  • 3:30 to 5:00 p.m.
  • Refreshments are offered in 319 Walker Building at 3:30 p.m.
  • The lecture begins in 112 Walker Building at 4:00 p.m.
  • Coffee Hour To Go Webcast
  • Next week: Qunying Huang “Social media: an emerging data source for human mobility studies”

Department of Geography announces spring 2016 Coffee Hour speakers
Coffee Hour has been presented weekly by the Department of Geography for 48 years to promote collegiality and discussion around entertaining and thought-provoking topics. 


Rapid version of assessment tool provides easier way to monitor
wetland quality

A modified or “rapid” version of an existing wetland assessment tool can accurately assess the quality of wetlands, according to Penn State researchers. Using the rapid version of the tool, known as the Floristic Quality Assessment Index (FQI), can save time and improve upon wetland monitoring strategies.


Mapping internships teach geography student importance of field work
Ryan Gallagher has certainly mapped his way to a foundation for entering the field in geography. Over the last two summers, Gallagher, a Schreyer Scholar majoring in geography at Penn State, completed two internships that did something positive — first, mapping stormwater drainage systems for College Township, in State College, Pennsylvania; then mapping data for Riparia, a wetlands research center housed in Penn State’s Department of Geography on the University Park campus.



Mapping a MOOC Reveals Global Patterns in Student Engagement
By Anthony C. Robinson in The Chronicle of Higher Education


Towards contextualized models of spatial relations
By Jan Oliver Wallgrün, Alexander Klippel, Morteza Karimzadeh in Proceedings of the 9th Workshop on Geographic Information Retrieval
DOI: 10.1145/2837689.2837692


Fine-grain spatial patterning and dynamics of land use and agrobiodiversity amid global changes in the Bolivian Andes
By Karl S. Zimmerer and Hector Luis Rojas Vaca in Regional Environmental Change

DOI: 10.1007/s10113-015-0897-8



We received a few incorrect guesses, but last week’s dog was Galway, a beagle mix and companion to Lorraine Dowler. Keep the dog pictures coming!

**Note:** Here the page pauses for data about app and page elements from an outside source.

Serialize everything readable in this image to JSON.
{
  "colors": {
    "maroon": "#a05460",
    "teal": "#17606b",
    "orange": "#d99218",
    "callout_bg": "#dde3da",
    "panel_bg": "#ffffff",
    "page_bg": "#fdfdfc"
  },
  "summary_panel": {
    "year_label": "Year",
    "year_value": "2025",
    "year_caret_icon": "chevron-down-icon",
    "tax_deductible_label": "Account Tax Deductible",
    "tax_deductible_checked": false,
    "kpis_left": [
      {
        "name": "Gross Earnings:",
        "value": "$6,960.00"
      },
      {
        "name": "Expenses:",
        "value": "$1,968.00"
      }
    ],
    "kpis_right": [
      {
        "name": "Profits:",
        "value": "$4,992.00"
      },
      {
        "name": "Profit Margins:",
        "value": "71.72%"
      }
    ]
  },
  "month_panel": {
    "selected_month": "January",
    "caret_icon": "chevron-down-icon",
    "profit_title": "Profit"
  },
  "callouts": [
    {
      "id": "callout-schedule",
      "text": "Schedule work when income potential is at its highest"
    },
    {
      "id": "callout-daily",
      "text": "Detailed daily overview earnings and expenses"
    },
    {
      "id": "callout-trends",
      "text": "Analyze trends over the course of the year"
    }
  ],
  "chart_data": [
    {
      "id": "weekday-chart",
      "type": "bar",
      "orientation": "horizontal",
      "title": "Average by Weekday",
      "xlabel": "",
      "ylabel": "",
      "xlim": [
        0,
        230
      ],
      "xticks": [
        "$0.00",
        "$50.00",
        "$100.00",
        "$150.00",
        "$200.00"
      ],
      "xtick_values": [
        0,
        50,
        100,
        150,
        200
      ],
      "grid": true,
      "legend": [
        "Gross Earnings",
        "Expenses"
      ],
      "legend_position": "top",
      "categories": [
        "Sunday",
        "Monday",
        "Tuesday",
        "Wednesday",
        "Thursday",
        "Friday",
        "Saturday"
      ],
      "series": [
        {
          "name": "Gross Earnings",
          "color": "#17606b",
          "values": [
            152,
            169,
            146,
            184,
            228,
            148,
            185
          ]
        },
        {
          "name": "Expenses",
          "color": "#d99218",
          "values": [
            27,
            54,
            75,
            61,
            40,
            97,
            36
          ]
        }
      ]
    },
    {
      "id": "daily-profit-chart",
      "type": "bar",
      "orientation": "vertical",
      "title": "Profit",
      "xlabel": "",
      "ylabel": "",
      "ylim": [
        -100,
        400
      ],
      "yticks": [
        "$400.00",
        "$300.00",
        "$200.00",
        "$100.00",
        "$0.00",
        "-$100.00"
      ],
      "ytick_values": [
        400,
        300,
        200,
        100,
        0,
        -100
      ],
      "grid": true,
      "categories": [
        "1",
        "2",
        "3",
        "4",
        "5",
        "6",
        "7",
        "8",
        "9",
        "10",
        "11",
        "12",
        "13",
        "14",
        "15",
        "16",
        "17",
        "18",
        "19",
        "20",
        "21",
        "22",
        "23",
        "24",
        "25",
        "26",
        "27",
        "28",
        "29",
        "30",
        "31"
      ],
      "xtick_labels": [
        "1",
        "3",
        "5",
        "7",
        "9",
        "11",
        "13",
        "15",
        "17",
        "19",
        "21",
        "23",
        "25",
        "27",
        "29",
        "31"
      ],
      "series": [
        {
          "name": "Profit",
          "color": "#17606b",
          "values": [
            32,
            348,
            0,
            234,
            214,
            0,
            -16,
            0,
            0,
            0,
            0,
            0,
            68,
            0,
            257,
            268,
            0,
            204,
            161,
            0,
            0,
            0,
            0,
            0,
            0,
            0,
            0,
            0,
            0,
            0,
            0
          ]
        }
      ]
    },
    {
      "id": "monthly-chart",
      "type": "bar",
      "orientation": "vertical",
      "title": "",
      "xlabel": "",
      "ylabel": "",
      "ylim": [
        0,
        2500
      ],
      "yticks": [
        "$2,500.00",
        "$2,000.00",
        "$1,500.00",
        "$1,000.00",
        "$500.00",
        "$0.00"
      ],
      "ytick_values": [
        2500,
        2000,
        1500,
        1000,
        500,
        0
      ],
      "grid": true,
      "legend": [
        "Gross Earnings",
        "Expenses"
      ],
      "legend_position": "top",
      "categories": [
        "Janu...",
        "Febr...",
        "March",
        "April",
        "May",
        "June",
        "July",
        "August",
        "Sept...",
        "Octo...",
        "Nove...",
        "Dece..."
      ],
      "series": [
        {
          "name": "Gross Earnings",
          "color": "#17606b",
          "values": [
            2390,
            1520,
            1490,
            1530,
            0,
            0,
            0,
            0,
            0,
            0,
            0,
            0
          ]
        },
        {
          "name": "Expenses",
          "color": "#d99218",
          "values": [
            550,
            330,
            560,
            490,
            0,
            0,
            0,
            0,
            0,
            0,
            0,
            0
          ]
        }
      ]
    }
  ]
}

This email is an abridged version, view the complete post and previous posts at:
DoG enews is published weekly on Tuesdays by the Department of Geography at Penn State during the fall and spring semesters.
Submit your news by Monday morning (or sooner) to for inclusion in that week's post.